Chantelle Doyle, 35, opened up about the life-changing wounds caused by the predator’s teeth – which clamped onto her leg as she surfed off Port Macquarie, New South Wales, Australia.
Early on during the “sunny and beautiful” day, the couple took to the crystal clear water with Ms Doyle saying nothing appeared out of the ordinary.
But then the tragedy struck.
Chantelle and her boyfriend Mark Rapley, 37, who saved her by punching the huge shark on the nose, relived the terrifying attack in an interview on This Morning.
Mark came to the rescue and hit the shark until it swam away, but he admitted it was hard, like “punching a brick wall.”
Chantelle said: “The shark grabbed my leg when I was still in the water and it was like a sudden vice clamping around my leg, so it wasn’t really painful, it was just a lot of pressure.
“And then I just grabbed the board and I pulled myself onto it.”
At that point, Chantelle let out a chilling scream and her brave boyfriend dived into the water to save her from the 10ft beast.
She said: “I don’t know how, but I actually pulled the shark a little bit with me because when Mark arrived, when I saw him in the water next to me.
“I was like ‘Oh my gosh, what are you doing? Get out of the water!”
Mark said he was able to pull himself onto Chantelle’s board after he caught sight of the fin and the sharks head near her leg.
He said: “[The shark’s] nose was out of the water so I could rain punches down on it.
“It feels like you’re punching a brick wall, like it’s hard.
“So, I just ditched the board, to just start whaling punches… It was just, just throw as hard as I could until it lets go, because you sort of, just want it to be gone.

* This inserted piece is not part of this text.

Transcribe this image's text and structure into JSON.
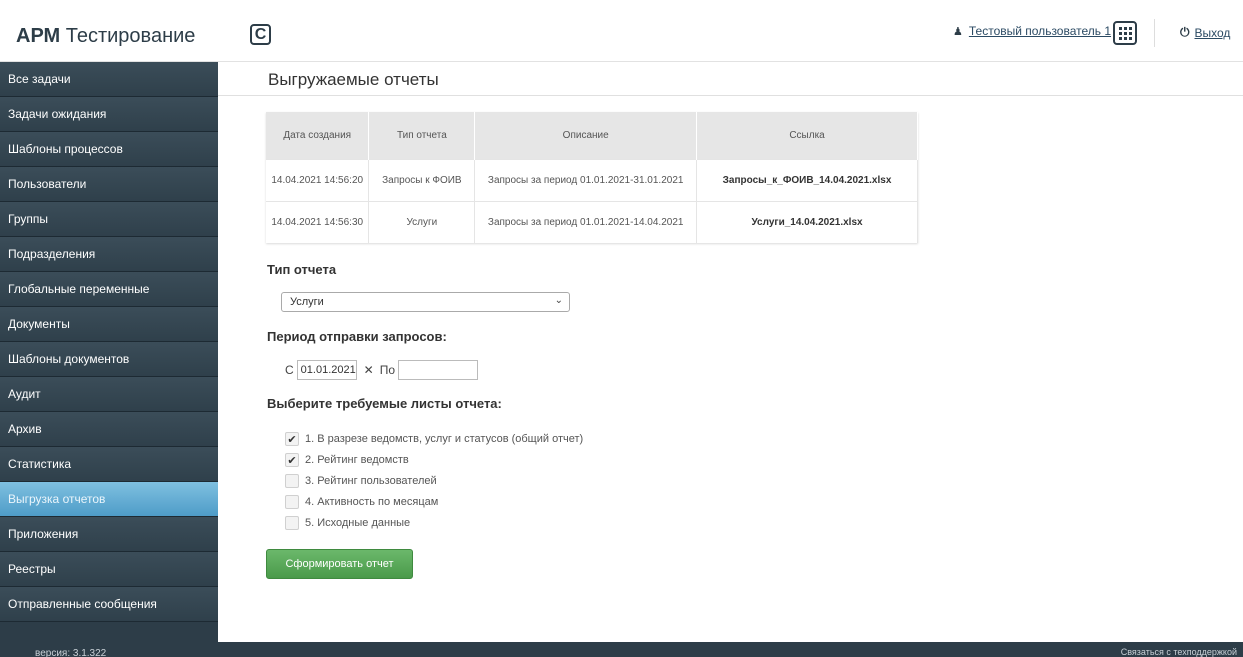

“[I was looking] dead-set in the eye. That memory sits with me a lot, a black eye.”
He said he aimed his punches at the sharks nose because “it’s more sensitive.”

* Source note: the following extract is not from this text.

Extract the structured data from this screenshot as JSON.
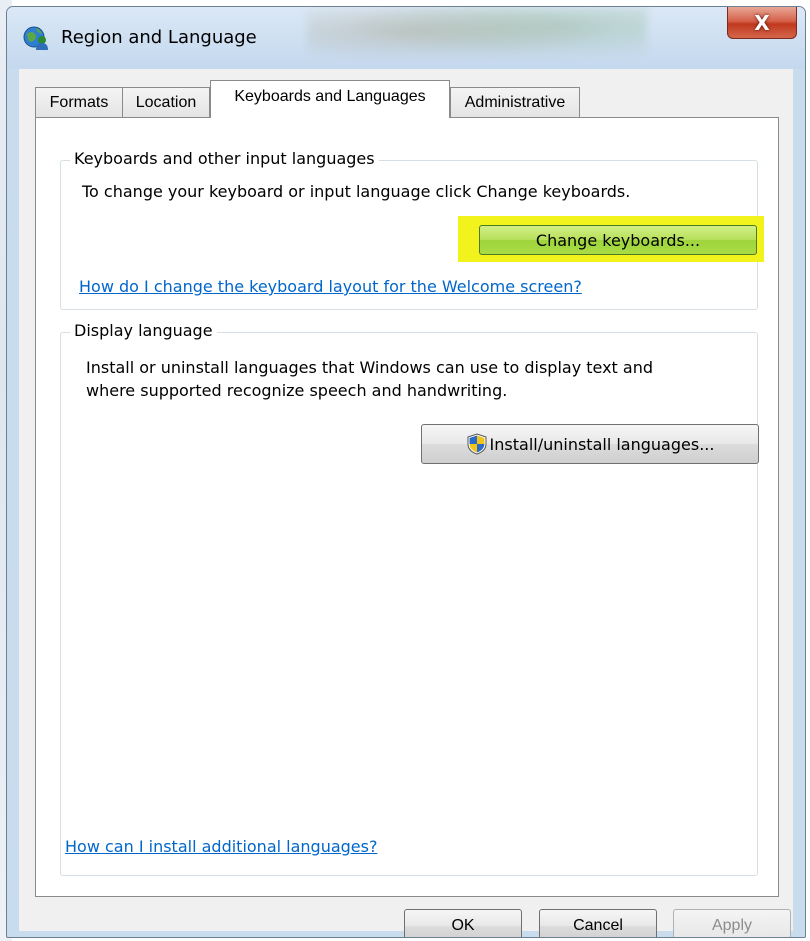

I can’t move or feel my right leg and they say it’ll take maybe 300 to 400 days for my nerves to regrow and then we will know what will happen to my leg.
His strategy worked with the blows causing the shark to let go and swim away and he was able to get Chantelle to shore.

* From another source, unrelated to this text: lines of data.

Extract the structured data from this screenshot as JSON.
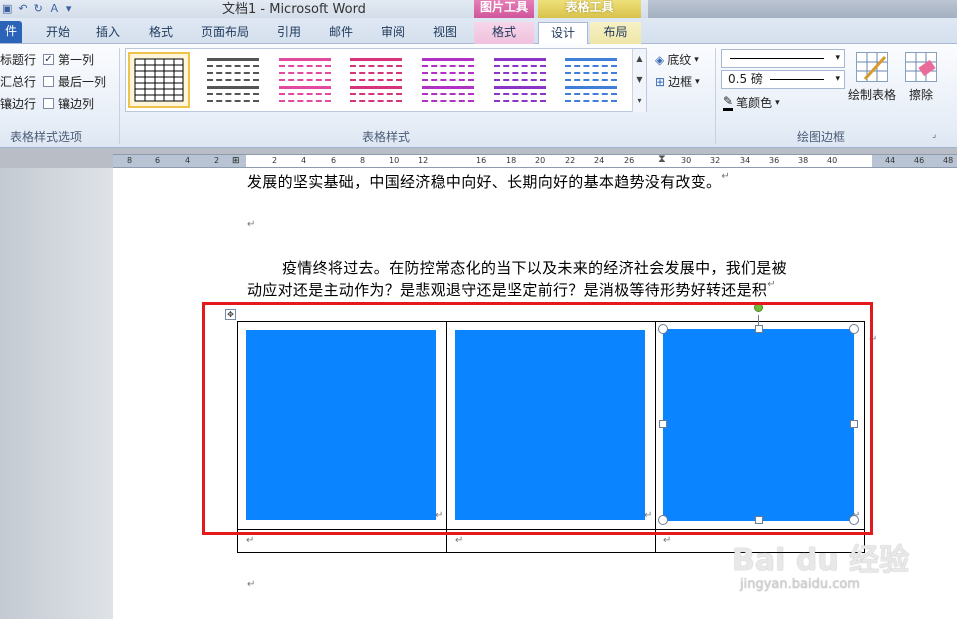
{
  "titlebar": {
    "doc_title": "文档1 - Microsoft Word",
    "contextual_picture": "图片工具",
    "contextual_table": "表格工具"
  },
  "tabs": [
    {
      "label": "件"
    },
    {
      "label": "开始"
    },
    {
      "label": "插入"
    },
    {
      "label": "格式"
    },
    {
      "label": "页面布局"
    },
    {
      "label": "引用"
    },
    {
      "label": "邮件"
    },
    {
      "label": "审阅"
    },
    {
      "label": "视图"
    },
    {
      "label": "格式"
    },
    {
      "label": "设计"
    },
    {
      "label": "布局"
    }
  ],
  "style_options": {
    "title_row": "标题行",
    "total_row": "汇总行",
    "banded_rows": "镶边行",
    "first_column": "第一列",
    "last_column": "最后一列",
    "banded_columns": "镶边列",
    "first_column_checked": true,
    "group_label": "表格样式选项"
  },
  "table_styles": {
    "group_label": "表格样式",
    "swatch_colors": [
      "#333333",
      "#555555",
      "#e24aa0",
      "#d6337a",
      "#b02fc5",
      "#8b35c8",
      "#3f7fd9"
    ]
  },
  "shading": {
    "shading_label": "底纹",
    "borders_label": "边框"
  },
  "draw_borders": {
    "line_weight": "0.5 磅",
    "pen_color": "笔颜色",
    "draw_table": "绘制表格",
    "eraser": "擦除",
    "group_label": "绘图边框"
  },
  "ruler": {
    "left_numbers": [
      "8",
      "6",
      "4",
      "2"
    ],
    "right_numbers": [
      "2",
      "4",
      "6",
      "8",
      "10",
      "12",
      "16",
      "18",
      "20",
      "22",
      "24",
      "26",
      "30",
      "32",
      "34",
      "36",
      "38",
      "40",
      "44",
      "46",
      "48"
    ]
  },
  "document": {
    "line1": "发展的坚实基础，中国经济稳中向好、长期向好的基本趋势没有改变。",
    "para2_line1": "疫情终将过去。在防控常态化的当下以及未来的经济社会发展中，我们是被",
    "para2_line2": "动应对还是主动作为？是悲观退守还是坚定前行？是消极等待形势好转还是积",
    "para_mark": "↵",
    "image_color": "#0a84ff"
  },
  "watermark": {
    "logo": "Bai du 经验",
    "url": "jingyan.baidu.com"
  }
}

Chantelle’s knee, calf muscle, tendon, bone, cartilage and nerves were all damaged.
But crucially not her arteries, which could have meant she bled to death.
She explained: “I have my nerves cut in two places and partially severed in two places.
“I can’t move or feel my right leg and they say it’ll take maybe 300 to 400 days for my nerves to regrow and then we will know what will happen to my leg.”
She added because she was an environmental scientist, she understands why sharks were important and that she still loves them.
Bystanders and paramedics treated Chantelle on the sands before she was taken to nearby Port Macquarie Hospital by air ambulance.
She was later flown to Newcastle Hospital where she underwent round upon round of specialist surgery.
Surfer Peter Lobb described hearing her chilling screams as she was being attacked while sitting on her surfboard in the shallows of Shelly Beach.
“It was unbelievable, the scream was incredible and there was splashing everywhere,” another witness Jed Toohey told The Daily Telegraph.
“He (Mark) saved her life…it would have been strong enough to take her out to sea. He was really incredible.”
Bathers on the beach then applied a tourniquet to the victim’s leg to try and stem the bleeding
“Chantelle kept saying, ‘I’m okay’. She was so calm and relaxed. But then her leg started to get numb,” Mr Lobb revealed.
The attack is the third on the Mid North Coast in recent months, NSW Ambulance said.
Fifteen-year-old Mani Hart-Deville was killed north of Coffs Harbour after being savaged in July
He died after being attacked while surfing at Wilsons Headland at Wooli Beach.